[0026] The EOM modulation waveform is generated by the waveform driver 540. The waveform drive includes a custom circuit to lock to the laser and create a phase locked signal, with the ability to step phase shift that signal, to a RF power amplifier which drives a transformer, providing the AC voltage to the EOM. In one embodiment, a sinusoidal waveform, which is representative of the EOM modulation waveform, is expressed as:


where Vp is the amplitude, or“Peak Amplitude” of the waveform, /is frequency in Hz, and f is the phase in radians.

[0027] A periodic impulse train, which is representative of pulsed lasers, is expressed as:


where Te is the period of the pulses going around the delay loop. This means that the

series of laser pulses arrive at t = 0, t = Ts, t = 2 Ts, ..., etc. Now the phase of the EOM

drive sinusoid is relative to this and is defined by f. The voltage on the EOM is relevant

only at the instant in time when the laser pulse is present in the EOM material (crystal). That means the voltage on the sinusoidal waveform is relevant only at time t = 0, t = Ts, t

= 2 Ts, ..., etc. The drive voltage is thus the sinusoid equation evaluated at those instants

in time, and now looks like a discrete-time sampled signal:


[0028] When the sinusoidal waveform is synchronized with the successive delayed pulses, we have / = l/Ts = repetition rate of the series of pulses of reducing

amplitude. The amplitude reduction of the series of pulses can be adjusted by changing the phase of the EOM drive f.

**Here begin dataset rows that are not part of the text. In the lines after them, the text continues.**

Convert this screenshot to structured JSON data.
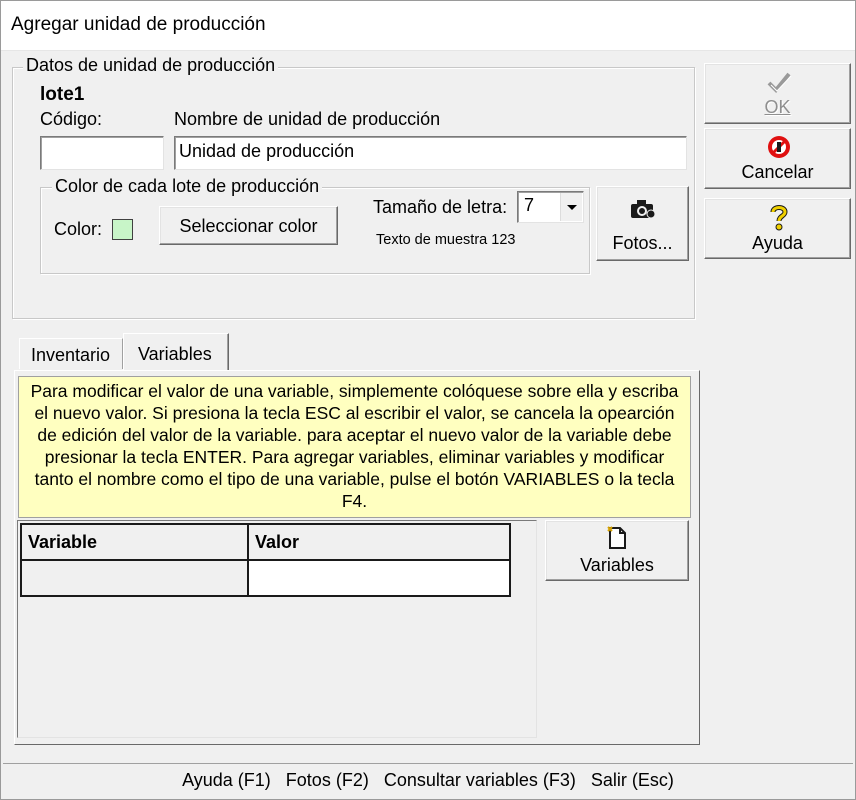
{
  "window": {
    "title": "Agregar unidad de producción"
  },
  "datos": {
    "legend": "Datos de unidad de producción",
    "lote": "lote1",
    "codigo_label": "Código:",
    "codigo_value": "",
    "nombre_label": "Nombre de unidad de producción",
    "nombre_value": "Unidad de producción"
  },
  "color_group": {
    "legend": "Color de cada lote de producción",
    "color_label": "Color:",
    "swatch_color": "#c8f5c8",
    "select_button": "Seleccionar color",
    "font_size_label": "Tamaño de letra:",
    "font_size_value": "7",
    "sample_text": "Texto de muestra 123"
  },
  "buttons": {
    "fotos": "Fotos...",
    "ok": "OK",
    "cancelar": "Cancelar",
    "ayuda": "Ayuda",
    "variables": "Variables"
  },
  "tabs": [
    {
      "label": "Inventario",
      "active": false
    },
    {
      "label": "Variables",
      "active": true
    }
  ],
  "info_text": "Para modificar el valor de una variable, simplemente colóquese sobre ella y escriba el nuevo valor. Si presiona la tecla ESC al escribir el valor, se cancela la opearción de edición del valor de la variable. para aceptar el nuevo valor de la variable debe presionar la tecla ENTER. Para agregar variables, eliminar variables y modificar tanto el nombre como el tipo de una variable, pulse el botón VARIABLES o la tecla F4.",
  "grid": {
    "columns": [
      "Variable",
      "Valor"
    ],
    "rows": [
      [
        "",
        ""
      ]
    ]
  },
  "statusbar": "Ayuda (F1)   Fotos (F2)   Consultar variables (F3)   Salir (Esc)",
  "colors": {
    "info_bg": "#ffffc0",
    "ok_check": "#9a9a9a",
    "cancel_red": "#e01010",
    "help_yellow": "#f0d000"
  }
}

[0029] The present disclosure overcomes the limits in the dynamic range of the traditional detection/digitization system by creating a series of pulses of reducing

amplitude, and then using knowledge of the pulse intensity, location on the test sample, and amount of fluorescence measured to assemble a high dynamic range final image. Thus, embodiments of the present invention represent significant improvements over existing microscopic imaging technology.

[0030] While the present invention has been described at some length and with some particularity with respect to the several described embodiments, it is not intended that it should be limited to any such particulars or embodiments or any particular embodiment, but it is to be construed with references to the appended claims so as to provide the broadest possible interpretation of such claims in view of the prior art and, therefore, to effectively encompass the intended scope of the invention.

[0031] Although particular parameters used with particular embodiments of the microscope are mentioned herein, it is understood that the invention is not limited to any particular parameters that have been used with particular embodiments. All examples and conditional language recited herein are intended for pedagogical purposes to aid the reader in understanding the principles of the invention and the concepts contributed by the inventor to furthering the art, and are to be construed as being without limitation to such specifically recited examples and conditions. Moreover, all statements herein reciting principles, aspects, and embodiments of the invention, as well as specific examples thereof, are intended to encompass both structural and functional equivalents thereof. Additionally, it is intended that such equivalents include both currently known equivalents as well as equivalents developed in the future, i.e., any elements developed that perform the same function, regardless of structure.